Ask ten people to name the most critical swing voting bloc in the 2012 presidential election and you’re likely to get at least five — and maybe ten — different answers.
But, new polling from Gallup suggests that it’s Catholics who could well be the best bellwether of whether President Obama or former Massachusetts governor Mitt Romney will be elected president this November.
Among Catholic registered voters, Obama and Romney each took 46 percent in 19 days worth of Gallup tracking polls between April 11 and April 30. The numbers among Catholics were a virtual mirror image of the head to head matchup among all registered voters where Obama took 46 percent to Romney’s 45 percent over that same time period. (Because of the large sample sizes — Gallup polled almost 2,000 Catholic registered voters over those 19 days — the numbers are even more reliable.)
It’s not just this presidential election where the Catholic vote serves as a leading indicator of the national vote.
In the five presidential races prior to this one, the candidate who carried the Catholic vote won four of them. The lone exception was in 2000 when then Vice President Al Gore won the Catholic vote by two points (and the popular vote by .5 percent) but lost the presidency to then Texas Gov. George W. Bush.
In fact, in the last two presidential contests the Catholic vote has tracked almost exactly with the popular vote. In 2008, President Obama carried Catholics by nine points and beat Arizona Sen. John McCain (R) by seven points nationally. Four years earlier, Bush won the Catholic vote by five points and beat Massachusetts Sen. John Kerry (D) by three points nationwide.

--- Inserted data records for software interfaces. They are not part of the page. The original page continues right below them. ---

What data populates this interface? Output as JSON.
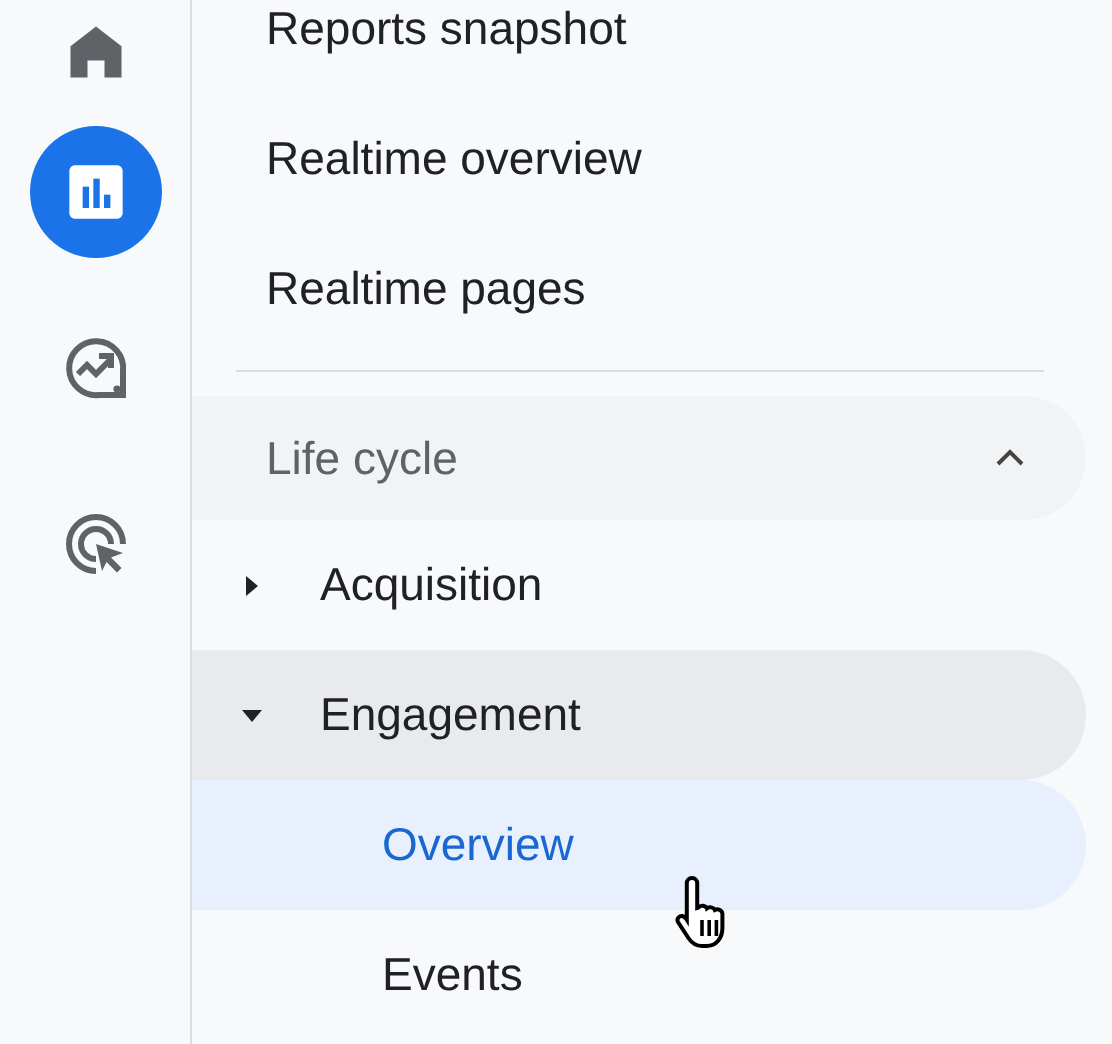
{
  "rail": {
    "items": [
      {
        "kind": "home",
        "selected": false
      },
      {
        "kind": "reports",
        "selected": true
      },
      {
        "kind": "explore",
        "selected": false
      },
      {
        "kind": "advertising",
        "selected": false
      }
    ]
  },
  "nav": {
    "items": [
      {
        "label": "Reports snapshot"
      },
      {
        "label": "Realtime overview"
      },
      {
        "label": "Realtime pages"
      }
    ],
    "section": {
      "label": "Life cycle",
      "expanded": true,
      "children": [
        {
          "label": "Acquisition",
          "expanded": false
        },
        {
          "label": "Engagement",
          "expanded": true,
          "children": [
            {
              "label": "Overview",
              "selected": true
            },
            {
              "label": "Events",
              "selected": false
            }
          ]
        }
      ]
    }
  }
}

(It’s not just presidential elections where Catholics have been a key swing bloc. In the 2006 midterms when Democrats made huge congressional gains, the party won Catholics by 11 points. In 2010, when Republicans re-took the House, Catholics voted for GOP candidates by 10 points.)
In each of the past five presidential elections, Catholics have comprised somewhere between 26 percent and 29 percent of the overall electorate. (Catholics were 27 percent of the electorate in both 2004 and 2008.)
As Gallup’s Frank Newport notes in a memo on the findings, Catholics have historically been a Democratic-leaning constituency — the party can thank John F. Kennedy for that one — but in recent decades have become more of a toss-up voting bloc.